- Design: January through May 2002
- Model construction at the BMW foundry in Landshut: March through May 2002
- Components manufacture: April through July 2002
- Initial assembly: July 2002
- First bench test: July 31, 2002
- Test phase development stage 1: August 2002 through January 2003
- First deployment in car: September 18, 2002
- Development to race readiness: October 2002 to mid-February 2003
- Further development: mid-February to season's final in October 2003
I forgot to even ask my question lol.. With the results of how the pulses flow through the exhaust, and the results from how the gases work after being combusted, i should be able to determine the pitch/tone of where each rpm sample sound should be, and what it should sound like. After that i shoudl be able to edit a sound file of one single combustion sound sample, into an entire rev range, including throttle positioning. Any idea's on how a flow simulation would assist me?
in the first post you propose this method:
"I know there are alot of variables, such as intake pressure, valve timing, exhaust shape, size, ect. but if i have the exact engine specs, and exhaust specs, then if i can sample an engine sound at 500rpm (or just one piston sound) then i, "in theory" should be able to simulate the sound at 20,000 rpm (yes formula 1 engines, 2005 spec)."
in the second you talk about flow simulation.
so i'm a bit confused.
could you use flow simulation to figure out what the flow looks like from the engine out the exhaust pipe...sure.
would it tell you the acoustic properties...not solidworks flow simulation, there are some other codes that could though.
could you setup an equivalency, IE flow simulation says this and this is how it sounds, so if another flow simulation is twice that, it should sound like this....i think that is a bit of a stretch.
i'm sure the big auto manufacturers have tools that help them predict what the sound of an engine is going to be before they design the car. but to do that type of simulation takes some serious computing power to take all the physics into account. it seems like you're aware of that, so i'm not sure where you're going with using flow simulation or what you're end goal is.

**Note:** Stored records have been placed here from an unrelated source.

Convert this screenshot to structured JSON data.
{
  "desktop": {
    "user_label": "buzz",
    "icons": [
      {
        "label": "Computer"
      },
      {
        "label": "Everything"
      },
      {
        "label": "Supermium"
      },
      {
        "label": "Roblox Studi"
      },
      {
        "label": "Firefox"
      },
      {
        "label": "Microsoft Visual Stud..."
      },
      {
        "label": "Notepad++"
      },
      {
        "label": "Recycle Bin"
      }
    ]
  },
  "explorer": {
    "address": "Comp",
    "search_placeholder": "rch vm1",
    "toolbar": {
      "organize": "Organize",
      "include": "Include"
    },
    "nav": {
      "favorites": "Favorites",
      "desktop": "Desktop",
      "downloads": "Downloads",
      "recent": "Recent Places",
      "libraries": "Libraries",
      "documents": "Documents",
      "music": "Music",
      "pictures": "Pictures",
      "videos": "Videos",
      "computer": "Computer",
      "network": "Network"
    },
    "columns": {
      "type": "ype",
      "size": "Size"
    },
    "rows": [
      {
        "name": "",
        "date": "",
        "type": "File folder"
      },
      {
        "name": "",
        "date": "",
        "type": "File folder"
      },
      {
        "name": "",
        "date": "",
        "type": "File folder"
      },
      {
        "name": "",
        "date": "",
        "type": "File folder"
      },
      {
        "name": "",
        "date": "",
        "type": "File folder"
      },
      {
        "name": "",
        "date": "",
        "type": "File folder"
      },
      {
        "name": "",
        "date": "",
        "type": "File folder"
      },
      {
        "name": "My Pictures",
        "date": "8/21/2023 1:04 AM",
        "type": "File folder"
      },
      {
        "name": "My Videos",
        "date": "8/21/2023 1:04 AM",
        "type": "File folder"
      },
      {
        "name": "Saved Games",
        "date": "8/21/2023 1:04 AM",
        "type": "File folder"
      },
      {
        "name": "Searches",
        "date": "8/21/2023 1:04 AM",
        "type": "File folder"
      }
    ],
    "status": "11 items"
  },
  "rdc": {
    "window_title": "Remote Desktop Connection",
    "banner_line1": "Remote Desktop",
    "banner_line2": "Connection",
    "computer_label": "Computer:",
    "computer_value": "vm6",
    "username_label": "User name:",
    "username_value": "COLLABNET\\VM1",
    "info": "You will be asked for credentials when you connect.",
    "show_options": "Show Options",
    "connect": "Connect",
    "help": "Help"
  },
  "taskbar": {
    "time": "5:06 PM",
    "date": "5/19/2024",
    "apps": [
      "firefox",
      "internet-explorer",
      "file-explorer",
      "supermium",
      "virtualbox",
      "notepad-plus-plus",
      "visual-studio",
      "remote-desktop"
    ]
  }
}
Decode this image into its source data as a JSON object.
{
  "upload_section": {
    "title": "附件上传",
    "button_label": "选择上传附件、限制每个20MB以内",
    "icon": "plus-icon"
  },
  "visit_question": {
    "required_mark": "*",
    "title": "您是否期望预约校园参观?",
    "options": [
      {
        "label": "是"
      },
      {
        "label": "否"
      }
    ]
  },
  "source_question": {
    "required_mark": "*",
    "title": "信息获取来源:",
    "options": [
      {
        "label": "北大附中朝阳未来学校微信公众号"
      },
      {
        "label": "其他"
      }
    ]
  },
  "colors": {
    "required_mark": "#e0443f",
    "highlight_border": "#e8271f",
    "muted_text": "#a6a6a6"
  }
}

Well my end goal is to accurately simulate the sound of certian engines using mathmetical anynalsis of what makes, say a boss 302 sound different than a toyota 4cyl. I want to find out how and why engines sound so different throughout the rev range. I thought if i could simulate the flow, compression, expansion, and escape of air through the engine cycle, then with the end result find out what the sound SHOULD be. Im thinking its a long shot but if i have a sound sample at say 500 rpm, and i know the flow/pressure through the engine at that speed, then i was hoping to simulate it at 5000rpm and see the change, and ajust the sound sample accordingly. However not through an entire exhaust system, only through racecars with strightpipes. I want it to be so accurate, that it sends chills down your spine it sounds so real.
flow simulation isn't a good fit here. to simulate suck, squish, bang, blow you need moving mesh and combustion. neither of those are features of flow simulation.
also, it sounds like you really need to be looking at something that handles acoustic modeling. also outside the scope of flow simulation.
and then in the long run, to get the "sound" to be accurate, you need an accurate engine model, accurate model of the enclosure it is in..etc...etc.
seems to me that if you want it to be closer, you need do some high def recordings and then write an algorithm that generates the "Transient" sound based on the game current conditions.
also, i don't imagine what you're talking about doing is unique. i'm sure the guys making games right now have spent thousands of dollars to do what you're talking about and either have come to the conclusion that gamers don't need/want it or it costs way too much to do properly. for me i'm the latter, but also have the opportunity to get out on my motorcycle or car on the track and hear it first hand.
Does SW CFD simulate open ended systems?
What do you mean by open ended systems?
Something like channel flow, flow in a river that is open at the surface, nope. You'd have to put a lid on it and a real wall.
Something like a nozzle spraying into the environment, yep as long as the fluids are the same species.
Simulia ABAQUS can do acoustic simulation.